Lemuel Gulliver used to be a surgeon but took up sailing late in life. He became the captain of several ships. On the last voyages of his career, Gulliver found himself in hitherto unknown lands occupied by creatures so unlike himself. His personal journals were later given to Gulliver’s cousin Richard Sympson for publication. Unfortunately, an unabridged account of Gulliver’s Travels was not published; instead, Sympson edited down the book to eliminate what he felt were unnecessary details. At the start of the book, Lemuel Gulliver expresses his displeasure toward the alterations; yet, it seems that all major events in Gulliver’s travels were still retained.
On his voyages, Gulliver encounters doll house-sized people , 70 ft tall giants, philosophers living on a floating island, eccentric scholars, historical figures, and finally a race of intelligent horses. The dark side of human nature and English society is exposed in Jonathan Swift’s Gulliver’s Travels, one of the most famous satirical works of all time.
What did I think of it?
When I heard that Cleo @ Classical Carousel was going to read Gulliver’s Travels for the latest Classics Spin, I offered to do a buddy-read with her. Gulliver’s Travels is on the list of my top 5 favorite books of all time. The first time I read it was in 8th grade. The English teacher mentioned the work in passing, and I just had to get my hands on a copy. I remember devouring it in two sittings. Although I have read the book five times, it was only during my last re-read that I fully understood the underlying message of Gulliver’s Travels. The last land Gulliver visits is Houyhnhnm-land. The Houyhnhnms (evidently pronounced ‘winums’) are a race of horses who far surpass humans in reason. They live alongside human-like creatures of beastly proportions whom they call Yahoos. Since much of the book is about the dialogues held between Gulliver and the bizarre creatures he meets, I don’t want to go too much into the conversations in Houyhnhnm-land lest I spoil the book for you. I will only say that I fell for Swift’s trap. What makes Jonathan Swift such a brilliant satirist is that he hides what I feel is the ultimate message of the book behind a boatload of overt and scathing criticisms of human nature. Unlike the irony in Voltaire’s Candide which I felt was too simple and obvious, the irony in Gulliver’s Travels is a lot more subtle. Satire is not for everyone and Gulliver’s Travels is no exception. Offensive humor and exaggerated imagery abound. Because this is my kind of humor (I wonder what that says about me 😮 ) I loved it. As I wrote on Goodreads, Swift is often accused of being a misanthrope, but I beg to differ.

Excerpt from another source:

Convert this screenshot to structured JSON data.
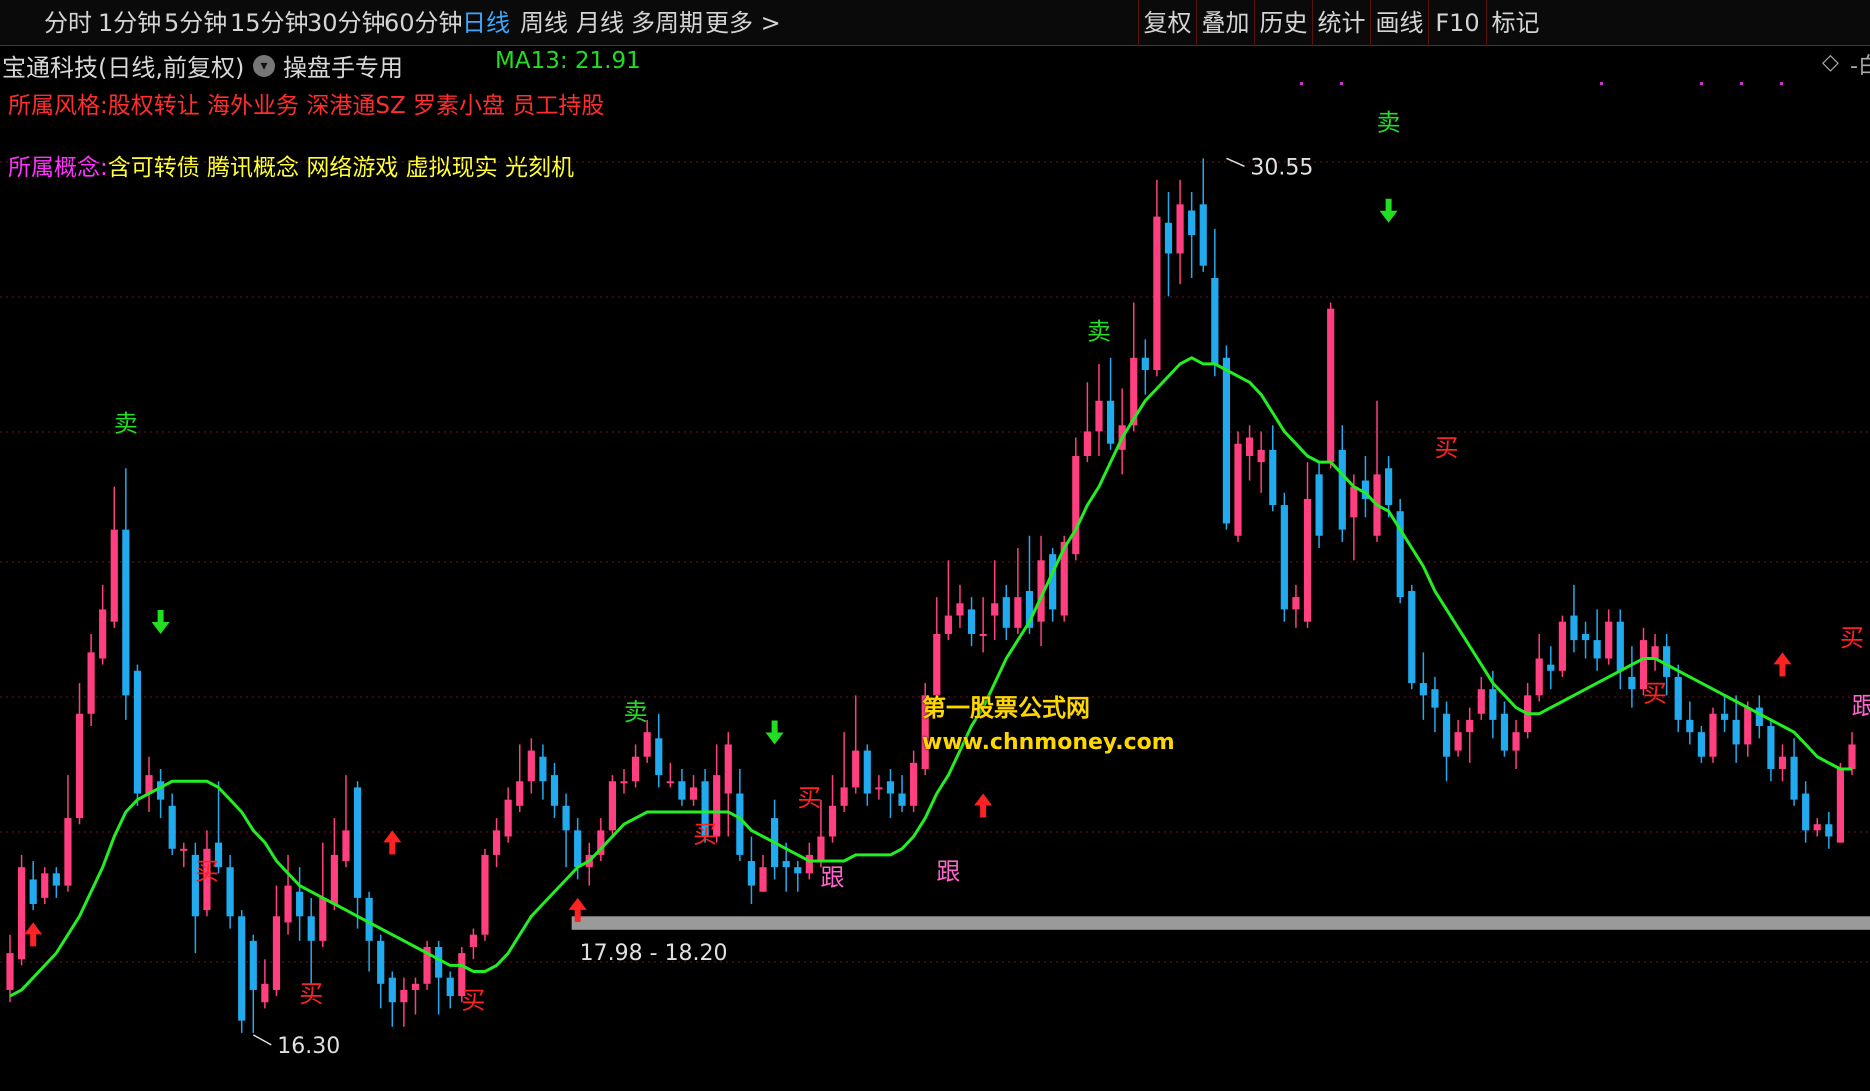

[Musings from Brobdingnag (the land of giants)]: “I reflected what a mortification it must prove to me to appear as inconsiderable in this nation as one single Lilliputian [a very tiny person] would be among us. But this I conceived was to be the least of my misfortunes: for as human creatures are observed to be more savage and cruel in proportion to their bulk, what could I expect but to be a morsel in the mouth of the first among these enormous barbarians that should happen to seize me? Undoubtedly philosophers are in the right when they tell us, that nothing is great or little otherwise than by comparison. It might have pleased fortune to let the Lilliputians find some nation, where the people were as diminutive with respect to them, as they were to me. And who knows but that even this prodigious race of mortals might be equally overmatched in some distant part of the world, whereof we have yet no discovery?”